Lindberg continues his story, saying that several years after the Wennerstrom's Minos operation collapsed, Lindberg happened to be in Poland and discovered that Minos was never the factory that was represented on paper. Through conversations with locals in Lodz, the city near which the factory was built, Lindberg discovers that Minos rarely had enough materials to produce anything. Blomkvist is confused why Wennerstrom, a businessman for whom 60 million kronor was a meager sum, would attempt such an obvious fraud for such a small amount. Lindberg reminds him of what the financial world was like in the early 1990s, stating that interest rates were high so loans were hard to come by. Therefore, Wennerstrom saw the loan from the Swedish government as easy cash to finance his company. Lindberg ends his tale by inviting Blomkvist to use him as an anonymous source if he chooses to pursue an investigation into Wennerstrom's financial dealings.
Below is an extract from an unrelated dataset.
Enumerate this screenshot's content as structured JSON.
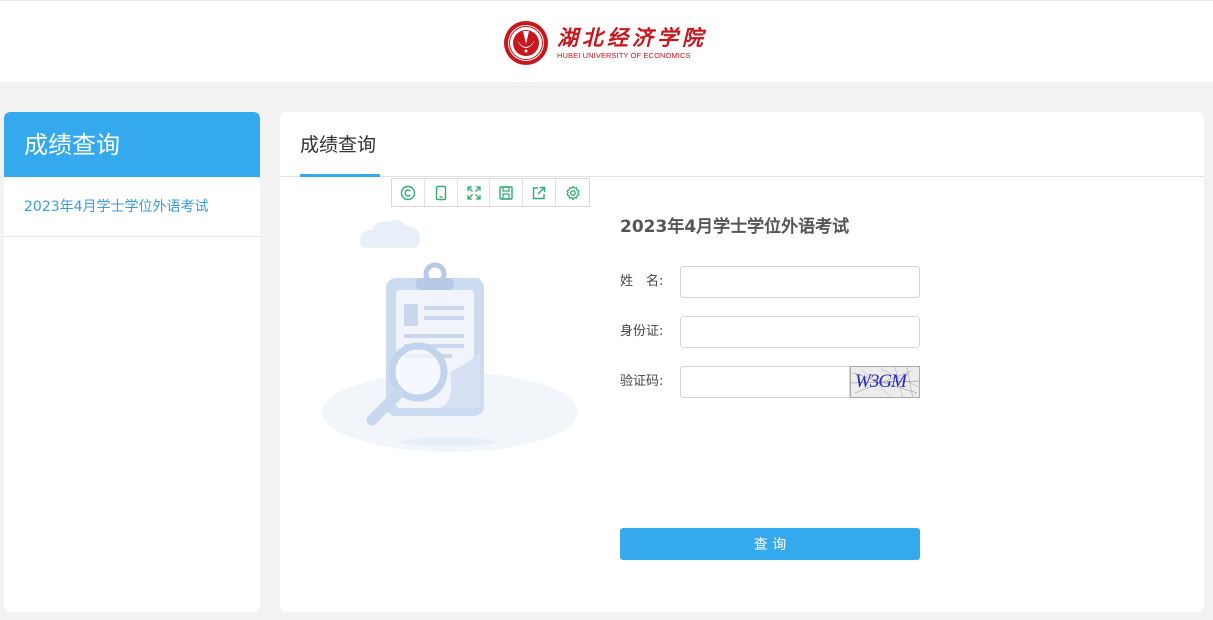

Chapter 1 uses flashback to develop the character of the protagonist, Mikael Blomkvist, as well as to build on the theme of trust. The author uses flashback to relate the challenges Blomkvist will face now that his libel trial has ended. Blomkvist's conversation with Lindberg reveals that the journalist is a curious person who is deeply interested in exposing corporate corruption. Using Lindberg as an anonymous source no doubt contributed to the libel case against Blomkvist, and the agreement raises the reader's curiosity about Lindberg and Blomkvist's relationship: Why was Blomkvist convicted of libel if Lindberg's story is true? This flashback engages the reader with these two characters and acts as a clue to how the Wennerstrom investigation ended up in the courts.
By employing a flashback in Chapter 1, Stieg Larsson prepares his readers for a plot that may not always follow chronological order. Jumping to different times and places creates narrative tension and allows for character development. For example, the flashback arises from Blomkvist's own questions about how he ended up in such a bad situation. Here, Blomkvist perceives his discussion with Lindberg to be the starting place for the whole mess. Through this flashback, Larsson is able to contrast Blomkvist's old self with his current self; clearly the ordeal he's been through has made him more critical of himself and his willingness to trust others.
Moreover, the issue of trust pervades Chapter 1. Trust first comes into play when Blomkvist contemplates how he's going to recover from his financial and career problems. He knows that key to continuing his journalistic career is regaining the trust of editors. Blomkvist is unsure how to rebuild the trust, especially since he now sees that his ability to trust himself has been called into question. The reporter is forced to question not only his own judgment, but also the motives of people such as Lindberg, whom he considered a trusted friend. Issues of trust will continue to surface as Blomkvist tries to return his life to some semblance of normalcy.